Those parts resonate with me and I can talk about them in different ways, but I didn’t have clear ways to articulate what they meant for the Foster School.

What I found interesting was that we didn’t start with the purpose of using the word “foster” as a verb, but we kept coming back to it. What are we trying to do here? Well, we’re trying to grow something. What’s another word for grow? Foster. Fostering community. Fostering connections. Fostering innovation. Fostering purpose. Those aspects either fall under the community piece—the “better together”—or they’re applicable to the “better tomorrow.”

I added one afterward: Fostering pride. It’s the least developed, but it just hit me that if we’re doing all the other elements well, we should be fostering prideThe students, faculty, and staff should feel really proud, and then when we show alumni and donors and people around the state what we’re doing, they should feel really proud, too.

Is “Better together, better tomorrow” your North Star?

That’s the phrase I’m using to navigate by. I don’t know that when we’re done, that that’s the phrase we, as a community, will decide to use. It’s time that we assess that.

We may decide that some of what we’re doing and saying now is exactly what we should be doing and saying, but I have a hunch that there are going to be some deviations that we’re going to get excited about and really get behind.

In the coming months, I’m going to foster a collaborative process to clarify our purpose, strategy and brand. At the end of this process, I want everyone to feel like they had a voice and believe in the outcome—and want to talk about it.

A North Star needs be a guide that what we all look to, not just me.

The Dean Hodge Listening Tour headed to Asia in November and continues all over the Foster School campus—“Wherever people are comfortable talking honestly about their school,” Hodge says.

Andrew Krueger Andrew Krueger Senior Director, Alumni and Media Engagement Foster School

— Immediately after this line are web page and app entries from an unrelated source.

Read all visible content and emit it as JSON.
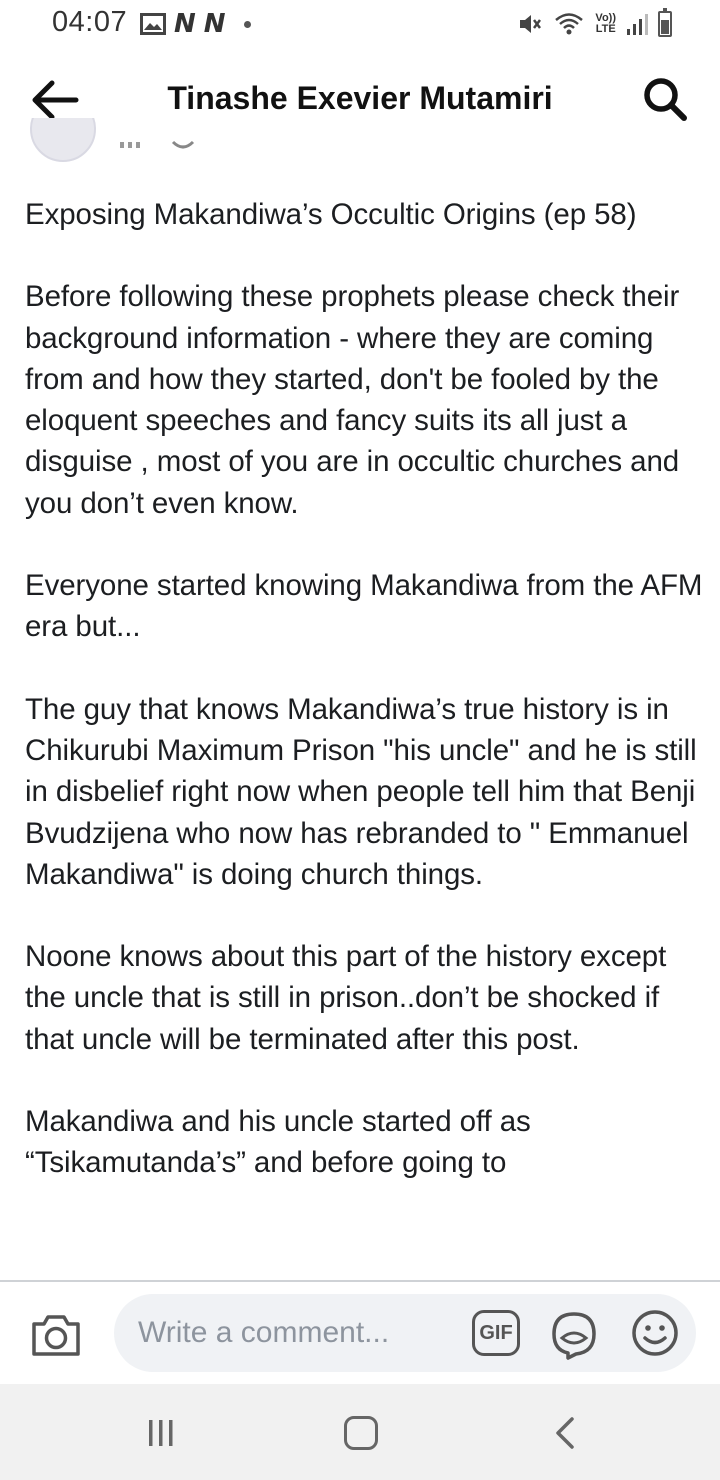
{
  "status_bar": {
    "time": "04:07",
    "left_icons": [
      "image-icon",
      "n-notification-icon",
      "n-notification-icon",
      "dot-icon"
    ],
    "right_icons": [
      "mute-icon",
      "wifi-icon",
      "volte-icon",
      "signal-icon",
      "battery-icon"
    ],
    "volte_line1": "Vo))",
    "volte_line2": "LTE",
    "n_glyph": "N"
  },
  "header": {
    "title": "Tinashe Exevier Mutamiri",
    "back_icon": "arrow-left-icon",
    "search_icon": "search-icon"
  },
  "post": {
    "paragraphs": [
      "Exposing Makandiwa’s Occultic Origins (ep 58)",
      "Before following these prophets please check their background information - where they are coming from and how they started, don't be fooled by the eloquent speeches and fancy suits its all just a disguise , most of you are in occultic churches and you don’t even know.",
      "Everyone started knowing Makandiwa from the AFM era but...",
      "The guy that knows Makandiwa’s true history is in Chikurubi Maximum Prison \"his uncle\" and he is still in disbelief right now when people tell him that Benji Bvudzijena who now has rebranded to \" Emmanuel Makandiwa\" is doing church things.",
      "Noone knows about this part of the history except the uncle that is still in prison..don’t be shocked if that uncle will be terminated after this post.",
      "Makandiwa and his uncle started off as “Tsikamutanda’s” and before going to"
    ]
  },
  "composer": {
    "placeholder": "Write a comment...",
    "gif_label": "GIF",
    "camera_icon": "camera-icon",
    "sticker_icon": "sticker-icon",
    "emoji_icon": "smiley-icon"
  },
  "nav_bar": {
    "buttons": [
      "recents-icon",
      "home-icon",
      "back-chevron-icon"
    ]
  }
}
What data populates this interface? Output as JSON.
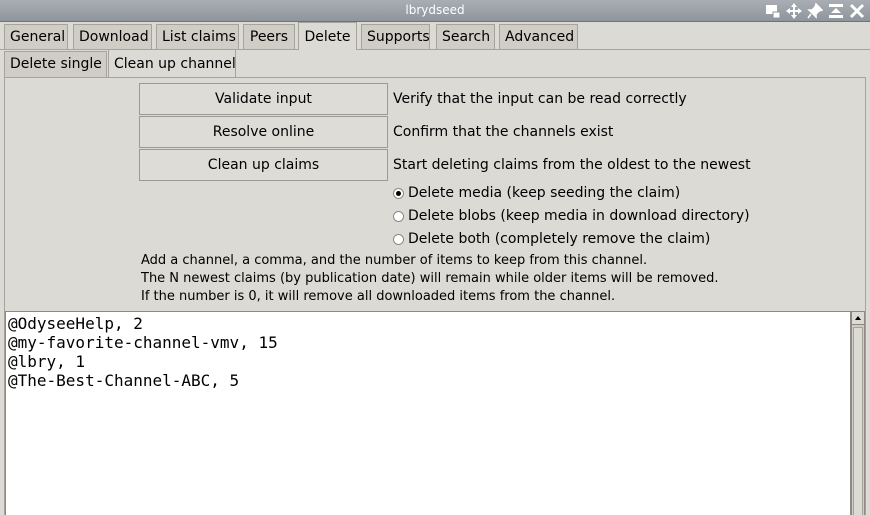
{
  "window": {
    "title": "lbrydseed"
  },
  "main_tabs": [
    "General",
    "Download",
    "List claims",
    "Peers",
    "Delete",
    "Supports",
    "Search",
    "Advanced"
  ],
  "active_main_tab": "Delete",
  "sub_tabs": [
    "Delete single",
    "Clean up channel"
  ],
  "active_sub_tab": "Clean up channel",
  "actions": [
    {
      "label": "Validate input",
      "description": "Verify that the input can be read correctly"
    },
    {
      "label": "Resolve online",
      "description": "Confirm that the channels exist"
    },
    {
      "label": "Clean up claims",
      "description": "Start deleting claims from the oldest to the newest"
    }
  ],
  "delete_options": [
    {
      "label": "Delete media (keep seeding the claim)",
      "checked": true
    },
    {
      "label": "Delete blobs (keep media in download directory)",
      "checked": false
    },
    {
      "label": "Delete both (completely remove the claim)",
      "checked": false
    }
  ],
  "help_lines": [
    "Add a channel, a comma, and the number of items to keep from this channel.",
    "The N newest claims (by publication date) will remain while older items will be removed.",
    "If the number is 0, it will remove all downloaded items from the channel."
  ],
  "channel_input": "@OdyseeHelp, 2\n@my-favorite-channel-vmv, 15\n@lbry, 1\n@The-Best-Channel-ABC, 5"
}
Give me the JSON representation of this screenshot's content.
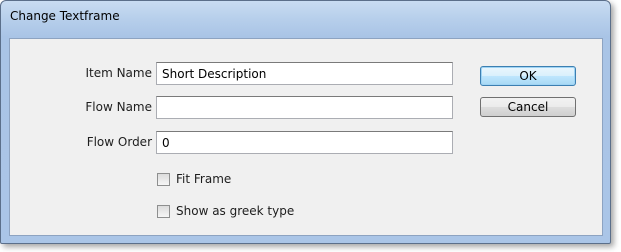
{
  "dialog": {
    "title": "Change Textframe"
  },
  "form": {
    "item_name_label": "Item Name",
    "item_name_value": "Short Description",
    "flow_name_label": "Flow Name",
    "flow_name_value": "",
    "flow_order_label": "Flow Order",
    "flow_order_value": "0",
    "fit_frame_label": "Fit Frame",
    "fit_frame_checked": false,
    "greek_label": "Show as greek type",
    "greek_checked": false
  },
  "buttons": {
    "ok_label": "OK",
    "cancel_label": "Cancel"
  }
}
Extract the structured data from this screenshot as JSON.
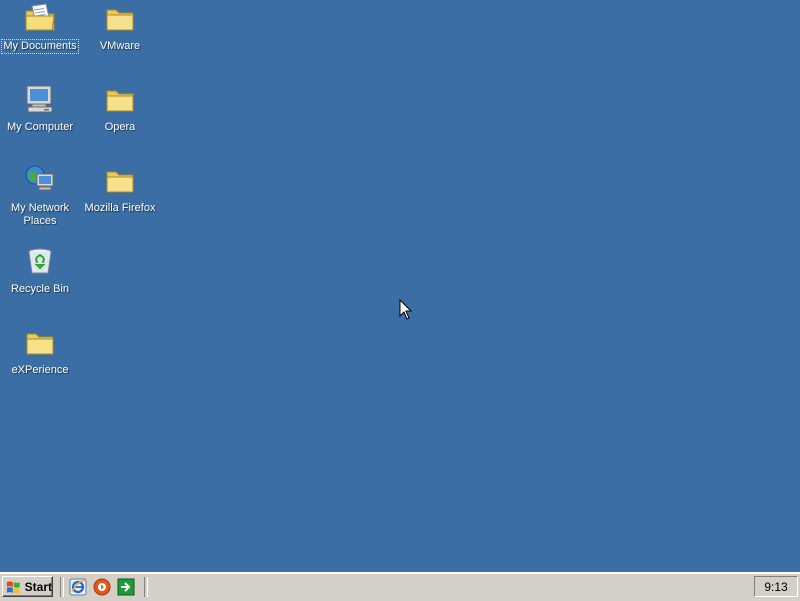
{
  "desktop": {
    "background_color": "#3a6ea5",
    "icons": [
      {
        "label": "My Documents",
        "icon": "my-documents-icon"
      },
      {
        "label": "VMware",
        "icon": "folder-icon"
      },
      {
        "label": "My Computer",
        "icon": "my-computer-icon"
      },
      {
        "label": "Opera",
        "icon": "folder-icon"
      },
      {
        "label": "My Network Places",
        "icon": "network-places-icon"
      },
      {
        "label": "Mozilla Firefox",
        "icon": "folder-icon"
      },
      {
        "label": "Recycle Bin",
        "icon": "recycle-bin-icon"
      },
      {
        "label": "eXPerience",
        "icon": "folder-icon"
      }
    ]
  },
  "taskbar": {
    "start_label": "Start",
    "quick_launch": [
      {
        "icon": "internet-explorer-icon"
      },
      {
        "icon": "media-player-icon"
      },
      {
        "icon": "show-desktop-icon"
      }
    ],
    "clock": "9:13"
  }
}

Andrew Krueger is the senior director of alumni and media relations at the Foster School. Two truths and a lie. He is a direct descendant of Francis Scott Key. He is lactose intolerant. He celebrates Rare Disease Day.